South Kansas City Alliance President Stacy Johnson said she was shocked that Kansas City was even considering ceding 95 acres. “It didn’t make sense that our city would be willing to cede future tax dollars. Traffic was a big issue but the bigger issue was the loss of future revenue for our city for Hickman Mills school district.” The additional 95 acres would have created a parkway connecting I-470 and Bannister Rd which would have provided a northern access point into the development.
After that defeat with Kansas City, Paragon Star regrouped with the city of Lee’s Summit that approved forming a Transportation Development District (TDD) or the I-470 Western Gateway Transportation
Development District at the January 18 meeting. The TDD levies an additional 1% sales tax on Summit Wood shoppers and expands to 490 acres with the Paragon Star development and some tracts along I-470.
Lee’s Summit Councilman Dave Mosby expressed concern that shoppers are bearing the burden of paying for the project. “We are put the burden of many costs of this project on the shopper,” he said.

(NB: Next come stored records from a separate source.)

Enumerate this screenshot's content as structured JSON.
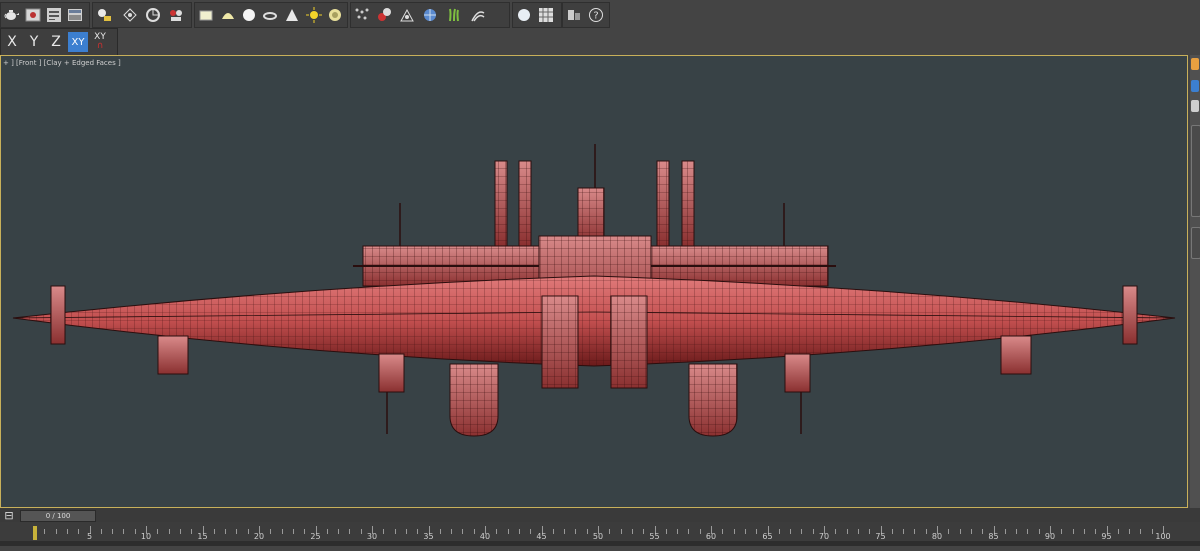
{
  "toolbar": {
    "icons": [
      "teapot-icon",
      "render-setup-icon",
      "render-frame-icon",
      "rendered-frame-window-icon",
      "light-lister-icon",
      "helper-icon",
      "camera-icon",
      "shader-ball-icon",
      "box-icon",
      "sphere-icon",
      "torus-icon",
      "cone-icon",
      "pyramid-icon",
      "sun-icon",
      "sphere-gizmo-icon",
      "particle-icon",
      "material-editor-icon",
      "bone-icon",
      "globe-icon",
      "hair-icon",
      "twist-icon",
      "environment-icon",
      "grid-icon",
      "layer-icon",
      "help-icon"
    ]
  },
  "axis_constraints": {
    "x_label": "X",
    "y_label": "Y",
    "z_label": "Z",
    "xy_label": "XY",
    "xy_toggle_label": "XY"
  },
  "viewport": {
    "label": "+ ] [Front ] [Clay + Edged Faces ]",
    "model_color": "#c55b5b",
    "wire_color": "#3a0d0d"
  },
  "timeline": {
    "frame_display": "0 / 100",
    "ticks": [
      5,
      10,
      15,
      20,
      25,
      30,
      35,
      40,
      45,
      50,
      55,
      60,
      65,
      70,
      75,
      80,
      85,
      90,
      95,
      100
    ],
    "current_frame": 0,
    "max_frame": 100
  },
  "colors": {
    "active_axis": "#3c7fd0",
    "viewport_border": "#c8b05a",
    "viewport_bg": "#384246"
  }
}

Mosby attempted to have five items related to development on private land removed from the proposed ordinance for the TDD that he thought shouldn’t be paid by the sales tax but was defeated. The ordinance creating the TDD passed with a 5-3 vote. Councilmembers who voted in favor of the TDD include Rob Binney, Trish Carlyle, Craig Faith, Diane Forte and Diane Seif. Councilmembers Phyllis Edson, Dave Mosby and Fred DeMoro voted ‘no’ on the measure.
The projected 210-acre $400 million mixed use development at the intersection of View High Drive and I-470 is expected to generate an additional $7 million in sales tax revenue. The sports and recreation complex will include baseball fields, a clubhouse and cantina as well as a major trail head serving the Little Blue Trace and Rock Island Corridor Trails as well as a field house. There will also be bocce, pickleball and sand volleyball courts as well as a zipline and rope course and Ferris wheel.
The development also includes two hotels, several restaurants and a shopping district. Developers and city officials broke ground in November 2016 with plans to open the first soccer fields this spring. Lee’s Summit is already providing an estimated $13 million in tax increment financing for the soccer complex and retail village.